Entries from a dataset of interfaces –
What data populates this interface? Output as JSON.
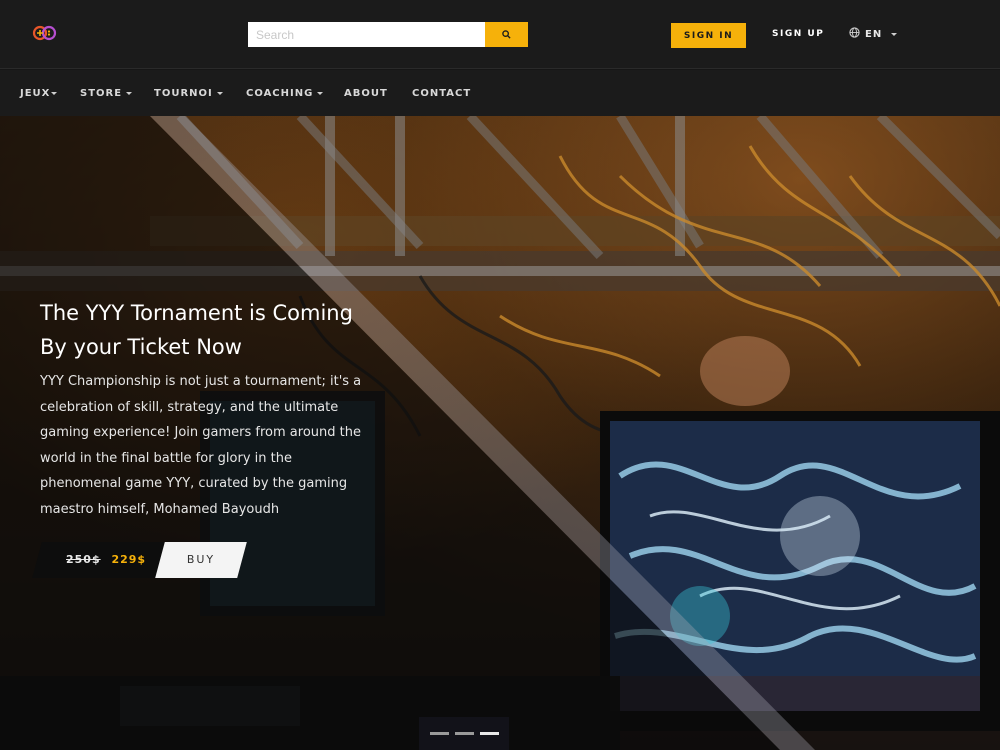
{
  "header": {
    "search_placeholder": "Search",
    "sign_in": "SIGN IN",
    "sign_up": "SIGN UP",
    "language": "EN"
  },
  "nav": {
    "items": [
      {
        "label": "JEUX"
      },
      {
        "label": "STORE"
      },
      {
        "label": "TOURNOI"
      },
      {
        "label": "COACHING"
      },
      {
        "label": "ABOUT"
      },
      {
        "label": "CONTACT"
      }
    ]
  },
  "hero": {
    "title": "The YYY Tornament is Coming By your Ticket Now",
    "description": "YYY Championship is not just a tournament; it's a celebration of skill, strategy, and the ultimate gaming experience! Join gamers from around the world in the final battle for glory in the phenomenal game YYY, curated by the gaming maestro himself, Mohamed Bayoudh",
    "old_price": "250$",
    "new_price": "229$",
    "buy_label": "BUY"
  },
  "slider": {
    "slide_count": 3,
    "active_slide": 3
  },
  "colors": {
    "accent": "#f6b10a",
    "header_bg": "#1b1b1b"
  },
  "icons": [
    "logo-icon",
    "search-icon",
    "globe-icon",
    "caret-down-icon"
  ]
}
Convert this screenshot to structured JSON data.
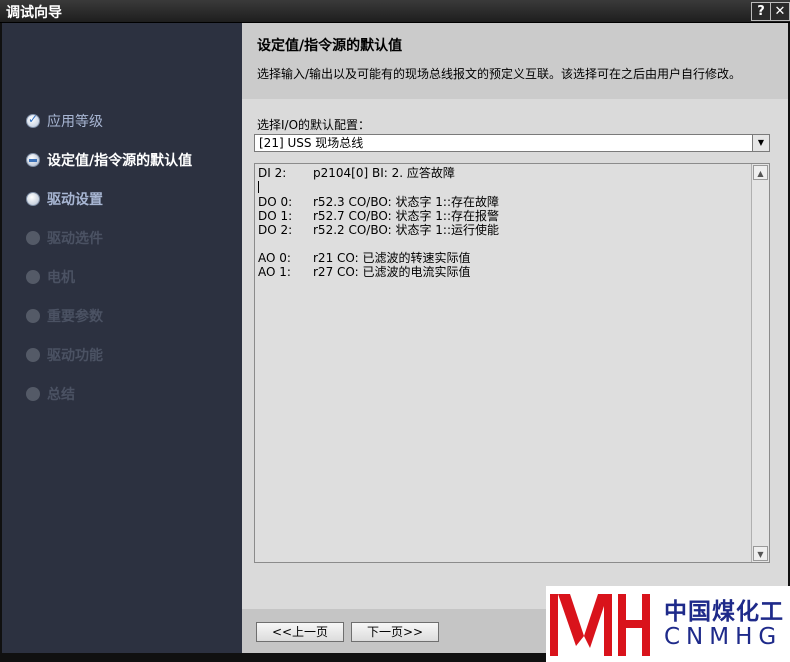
{
  "window": {
    "title": "调试向导",
    "help_label": "?",
    "close_label": "✕"
  },
  "sidebar": {
    "items": [
      {
        "label": "应用等级",
        "state": "done"
      },
      {
        "label": "设定值/指令源的默认值",
        "state": "current"
      },
      {
        "label": "驱动设置",
        "state": "next"
      },
      {
        "label": "驱动选件",
        "state": "disabled"
      },
      {
        "label": "电机",
        "state": "disabled"
      },
      {
        "label": "重要参数",
        "state": "disabled"
      },
      {
        "label": "驱动功能",
        "state": "disabled"
      },
      {
        "label": "总结",
        "state": "disabled"
      }
    ]
  },
  "header": {
    "title": "设定值/指令源的默认值",
    "description": "选择输入/输出以及可能有的现场总线报文的预定义互联。该选择可在之后由用户自行修改。"
  },
  "config": {
    "label": "选择I/O的默认配置：",
    "selected": "[21] USS 现场总线"
  },
  "io_list": {
    "di": [
      {
        "k": "DI 2:",
        "v": "p2104[0] BI: 2. 应答故障"
      }
    ],
    "do": [
      {
        "k": "DO 0:",
        "v": "r52.3 CO/BO: 状态字 1::存在故障"
      },
      {
        "k": "DO 1:",
        "v": "r52.7 CO/BO: 状态字 1::存在报警"
      },
      {
        "k": "DO 2:",
        "v": "r52.2 CO/BO: 状态字 1::运行使能"
      }
    ],
    "ao": [
      {
        "k": "AO 0:",
        "v": "r21 CO: 已滤波的转速实际值"
      },
      {
        "k": "AO 1:",
        "v": "r27 CO: 已滤波的电流实际值"
      }
    ]
  },
  "footer": {
    "prev_label": "<<上一页",
    "next_label": "下一页>>"
  },
  "logo": {
    "cn_text": "中国煤化工",
    "en_text": "CNMHG"
  },
  "colors": {
    "sidebar_bg": "#2c3140",
    "logo_red": "#d9131b",
    "logo_blue": "#1e2a8a"
  }
}
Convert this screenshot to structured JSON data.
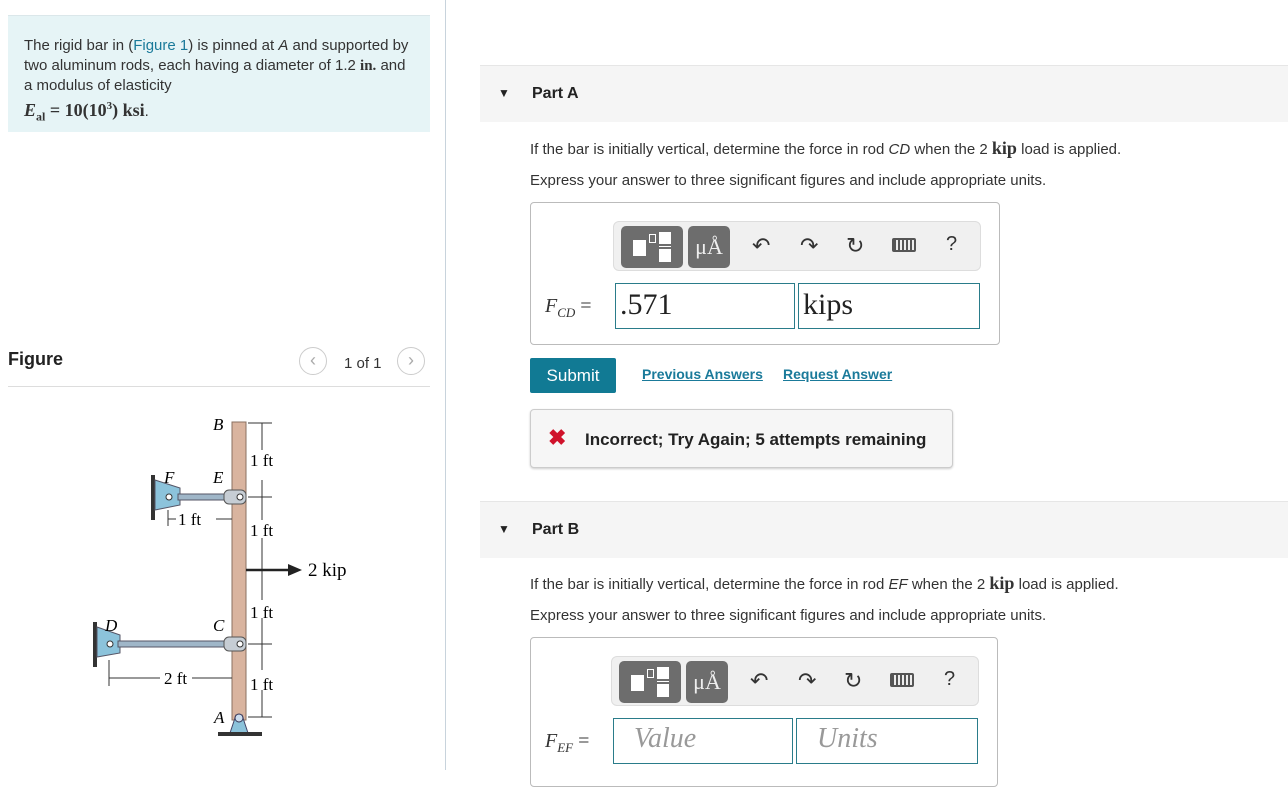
{
  "intro": {
    "t1": "The rigid bar in (",
    "link": "Figure 1",
    "t2": ") is pinned at ",
    "A": "A",
    "t3": " and supported by two aluminum rods, each having a diameter of ",
    "dia": "1.2",
    "in": "in.",
    "t4": " and a modulus of elasticity ",
    "E": "E",
    "Esub": "al",
    "Eval": " = 10(10",
    "Eexp": "3",
    "Eunit": ") ksi",
    "end": "."
  },
  "figure": {
    "title": "Figure",
    "pager": "1 of 1",
    "labels": {
      "B": "B",
      "E": "E",
      "F": "F",
      "C": "C",
      "D": "D",
      "A": "A",
      "load": "2 kip",
      "ft1": "1 ft",
      "ft2": "2 ft"
    }
  },
  "partA": {
    "label": "Part A",
    "q1": "If the bar is initially vertical, determine the force in rod ",
    "rod": "CD",
    "q2": " when the 2 ",
    "kip": "kip",
    "q3": " load is applied.",
    "instr": "Express your answer to three significant figures and include appropriate units.",
    "lhs": "F",
    "lhs_sub": "CD",
    "eq": " =",
    "value": ".571",
    "units": "kips",
    "submit": "Submit",
    "prev": "Previous Answers",
    "request": "Request Answer",
    "feedback": "Incorrect; Try Again; 5 attempts remaining"
  },
  "partB": {
    "label": "Part B",
    "q1": "If the bar is initially vertical, determine the force in rod ",
    "rod": "EF",
    "q2": " when the 2 ",
    "kip": "kip",
    "q3": " load is applied.",
    "instr": "Express your answer to three significant figures and include appropriate units.",
    "lhs": "F",
    "lhs_sub": "EF",
    "eq": " =",
    "value_placeholder": "Value",
    "units_placeholder": "Units"
  },
  "toolbar": {
    "units_btn": "μÅ",
    "help": "?"
  },
  "colors": {
    "accent": "#117a94",
    "error": "#d0122b",
    "intro_bg": "#e6f4f6"
  }
}
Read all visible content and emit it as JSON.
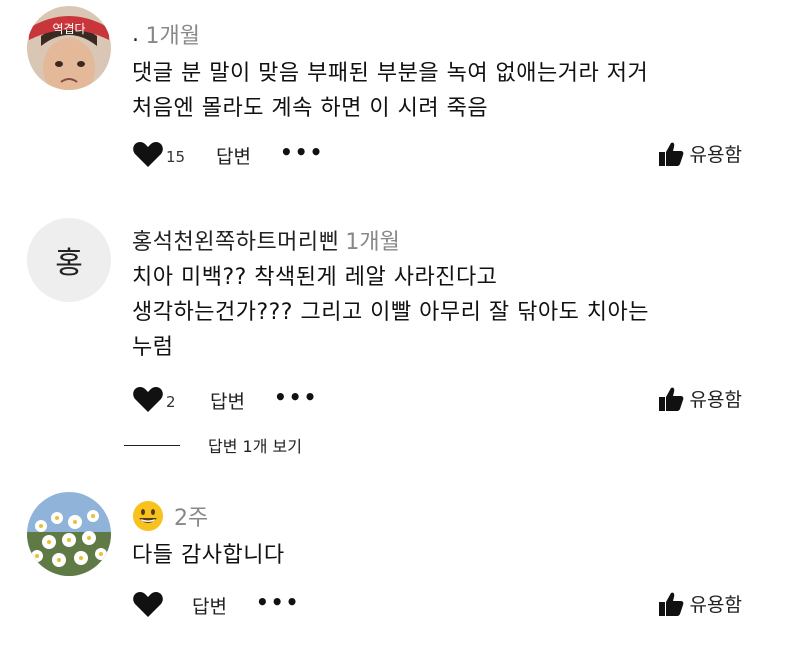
{
  "comments": [
    {
      "avatar_label": "역겹다",
      "author": ".",
      "time": "1개월",
      "text": "댓글 분 말이 맞음 부패된 부분을 녹여 없애는거라 저거\n처음엔 몰라도 계속 하면 이 시려 죽음",
      "likes": "15",
      "reply_label": "답변",
      "more_label": "•••",
      "useful_label": "유용함"
    },
    {
      "avatar_label": "홍",
      "author": "홍석천왼쪽하트머리삔",
      "time": "1개월",
      "text": "치아 미백?? 착색된게 레알 사라진다고\n생각하는건가??? 그리고 이빨 아무리 잘 닦아도 치아는\n누럼",
      "likes": "2",
      "reply_label": "답변",
      "more_label": "•••",
      "useful_label": "유용함",
      "view_replies": "답변 1개 보기"
    },
    {
      "author_icon": "grinning-face-emoji",
      "time": "2주",
      "text": "다들 감사합니다",
      "likes": "",
      "reply_label": "답변",
      "more_label": "•••",
      "useful_label": "유용함"
    }
  ],
  "colors": {
    "text": "#111111",
    "muted": "#888888",
    "avatar_bg": "#eeeeee",
    "badge_red": "#c8353b"
  },
  "icons": [
    "heart-icon",
    "thumbs-up-icon",
    "more-icon"
  ]
}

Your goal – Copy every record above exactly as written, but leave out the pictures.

Answer space –
What data populates this interface? Output as JSON.
{
  "header": {
    "search_placeholder": "Search",
    "sign_in": "SIGN IN",
    "sign_up": "SIGN UP",
    "language": "EN"
  },
  "nav": {
    "items": [
      {
        "label": "JEUX"
      },
      {
        "label": "STORE"
      },
      {
        "label": "TOURNOI"
      },
      {
        "label": "COACHING"
      },
      {
        "label": "ABOUT"
      },
      {
        "label": "CONTACT"
      }
    ]
  },
  "hero": {
    "title": "The YYY Tornament is Coming By your Ticket Now",
    "description": "YYY Championship is not just a tournament; it's a celebration of skill, strategy, and the ultimate gaming experience! Join gamers from around the world in the final battle for glory in the phenomenal game YYY, curated by the gaming maestro himself, Mohamed Bayoudh",
    "old_price": "250$",
    "new_price": "229$",
    "buy_label": "BUY"
  },
  "slider": {
    "slide_count": 3,
    "active_slide": 3
  },
  "colors": {
    "accent": "#f6b10a",
    "header_bg": "#1b1b1b"
  },
  "icons": [
    "logo-icon",
    "search-icon",
    "globe-icon",
    "caret-down-icon"
  ]
}
Convert this screenshot to structured JSON data.
{
  "window": {
    "title": "调试向导",
    "help_label": "?",
    "close_label": "✕"
  },
  "sidebar": {
    "items": [
      {
        "label": "应用等级",
        "state": "done"
      },
      {
        "label": "设定值/指令源的默认值",
        "state": "current"
      },
      {
        "label": "驱动设置",
        "state": "next"
      },
      {
        "label": "驱动选件",
        "state": "disabled"
      },
      {
        "label": "电机",
        "state": "disabled"
      },
      {
        "label": "重要参数",
        "state": "disabled"
      },
      {
        "label": "驱动功能",
        "state": "disabled"
      },
      {
        "label": "总结",
        "state": "disabled"
      }
    ]
  },
  "header": {
    "title": "设定值/指令源的默认值",
    "description": "选择输入/输出以及可能有的现场总线报文的预定义互联。该选择可在之后由用户自行修改。"
  },
  "config": {
    "label": "选择I/O的默认配置：",
    "selected": "[21] USS 现场总线"
  },
  "io_list": {
    "di": [
      {
        "k": "DI 2:",
        "v": "p2104[0] BI: 2. 应答故障"
      }
    ],
    "do": [
      {
        "k": "DO 0:",
        "v": "r52.3 CO/BO: 状态字 1::存在故障"
      },
      {
        "k": "DO 1:",
        "v": "r52.7 CO/BO: 状态字 1::存在报警"
      },
      {
        "k": "DO 2:",
        "v": "r52.2 CO/BO: 状态字 1::运行使能"
      }
    ],
    "ao": [
      {
        "k": "AO 0:",
        "v": "r21 CO: 已滤波的转速实际值"
      },
      {
        "k": "AO 1:",
        "v": "r27 CO: 已滤波的电流实际值"
      }
    ]
  },
  "footer": {
    "prev_label": "<<上一页",
    "next_label": "下一页>>"
  },
  "logo": {
    "cn_text": "中国煤化工",
    "en_text": "CNMHG"
  },
  "colors": {
    "sidebar_bg": "#2c3140",
    "logo_red": "#d9131b",
    "logo_blue": "#1e2a8a"
  }
}
Convert this screenshot to structured JSON data.
{
  "intro": {
    "t1": "The rigid bar in (",
    "link": "Figure 1",
    "t2": ") is pinned at ",
    "A": "A",
    "t3": " and supported by two aluminum rods, each having a diameter of ",
    "dia": "1.2",
    "in": "in.",
    "t4": " and a modulus of elasticity ",
    "E": "E",
    "Esub": "al",
    "Eval": " = 10(10",
    "Eexp": "3",
    "Eunit": ") ksi",
    "end": "."
  },
  "figure": {
    "title": "Figure",
    "pager": "1 of 1",
    "labels": {
      "B": "B",
      "E": "E",
      "F": "F",
      "C": "C",
      "D": "D",
      "A": "A",
      "load": "2 kip",
      "ft1": "1 ft",
      "ft2": "2 ft"
    }
  },
  "partA": {
    "label": "Part A",
    "q1": "If the bar is initially vertical, determine the force in rod ",
    "rod": "CD",
    "q2": " when the 2 ",
    "kip": "kip",
    "q3": " load is applied.",
    "instr": "Express your answer to three significant figures and include appropriate units.",
    "lhs": "F",
    "lhs_sub": "CD",
    "eq": " =",
    "value": ".571",
    "units": "kips",
    "submit": "Submit",
    "prev": "Previous Answers",
    "request": "Request Answer",
    "feedback": "Incorrect; Try Again; 5 attempts remaining"
  },
  "partB": {
    "label": "Part B",
    "q1": "If the bar is initially vertical, determine the force in rod ",
    "rod": "EF",
    "q2": " when the 2 ",
    "kip": "kip",
    "q3": " load is applied.",
    "instr": "Express your answer to three significant figures and include appropriate units.",
    "lhs": "F",
    "lhs_sub": "EF",
    "eq": " =",
    "value_placeholder": "Value",
    "units_placeholder": "Units"
  },
  "toolbar": {
    "units_btn": "μÅ",
    "help": "?"
  },
  "colors": {
    "accent": "#117a94",
    "error": "#d0122b",
    "intro_bg": "#e6f4f6"
  }
}
Read all visible content and emit it as JSON.
{
  "comments": [
    {
      "avatar_label": "역겹다",
      "author": ".",
      "time": "1개월",
      "text": "댓글 분 말이 맞음 부패된 부분을 녹여 없애는거라 저거\n처음엔 몰라도 계속 하면 이 시려 죽음",
      "likes": "15",
      "reply_label": "답변",
      "more_label": "•••",
      "useful_label": "유용함"
    },
    {
      "avatar_label": "홍",
      "author": "홍석천왼쪽하트머리삔",
      "time": "1개월",
      "text": "치아 미백?? 착색된게 레알 사라진다고\n생각하는건가??? 그리고 이빨 아무리 잘 닦아도 치아는\n누럼",
      "likes": "2",
      "reply_label": "답변",
      "more_label": "•••",
      "useful_label": "유용함",
      "view_replies": "답변 1개 보기"
    },
    {
      "author_icon": "grinning-face-emoji",
      "time": "2주",
      "text": "다들 감사합니다",
      "likes": "",
      "reply_label": "답변",
      "more_label": "•••",
      "useful_label": "유용함"
    }
  ],
  "colors": {
    "text": "#111111",
    "muted": "#888888",
    "avatar_bg": "#eeeeee",
    "badge_red": "#c8353b"
  },
  "icons": [
    "heart-icon",
    "thumbs-up-icon",
    "more-icon"
  ]
}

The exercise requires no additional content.